## Exercise data

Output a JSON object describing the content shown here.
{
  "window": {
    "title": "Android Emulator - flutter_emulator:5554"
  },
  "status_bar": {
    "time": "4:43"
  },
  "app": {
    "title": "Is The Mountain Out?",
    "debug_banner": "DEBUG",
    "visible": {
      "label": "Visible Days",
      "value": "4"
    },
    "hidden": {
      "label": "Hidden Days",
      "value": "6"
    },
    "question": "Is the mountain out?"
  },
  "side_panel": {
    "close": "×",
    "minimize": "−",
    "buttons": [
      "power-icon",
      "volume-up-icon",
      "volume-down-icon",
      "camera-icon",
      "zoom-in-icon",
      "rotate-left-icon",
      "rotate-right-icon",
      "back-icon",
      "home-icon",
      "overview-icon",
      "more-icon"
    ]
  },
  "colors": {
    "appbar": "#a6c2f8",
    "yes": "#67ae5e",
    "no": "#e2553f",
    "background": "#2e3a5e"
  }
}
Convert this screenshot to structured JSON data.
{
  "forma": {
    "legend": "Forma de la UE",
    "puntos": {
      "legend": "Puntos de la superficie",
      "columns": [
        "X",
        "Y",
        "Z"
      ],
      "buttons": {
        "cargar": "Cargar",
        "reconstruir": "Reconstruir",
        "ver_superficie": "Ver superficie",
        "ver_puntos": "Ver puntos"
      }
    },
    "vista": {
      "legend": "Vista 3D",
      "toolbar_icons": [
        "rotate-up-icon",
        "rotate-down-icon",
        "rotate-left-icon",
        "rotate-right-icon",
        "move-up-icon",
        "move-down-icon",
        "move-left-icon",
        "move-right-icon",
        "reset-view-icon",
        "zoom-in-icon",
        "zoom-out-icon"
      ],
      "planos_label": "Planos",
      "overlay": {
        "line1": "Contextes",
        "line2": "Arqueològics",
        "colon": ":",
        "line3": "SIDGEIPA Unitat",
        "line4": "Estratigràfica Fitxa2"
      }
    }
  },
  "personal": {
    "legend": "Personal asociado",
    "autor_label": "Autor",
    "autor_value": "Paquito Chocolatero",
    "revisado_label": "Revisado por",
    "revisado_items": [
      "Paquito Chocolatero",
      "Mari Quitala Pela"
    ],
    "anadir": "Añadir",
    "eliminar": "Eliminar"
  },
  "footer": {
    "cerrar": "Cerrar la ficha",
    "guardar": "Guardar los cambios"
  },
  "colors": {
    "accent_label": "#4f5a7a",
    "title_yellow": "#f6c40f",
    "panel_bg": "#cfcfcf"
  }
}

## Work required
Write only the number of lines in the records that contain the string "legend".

## Exercise output
4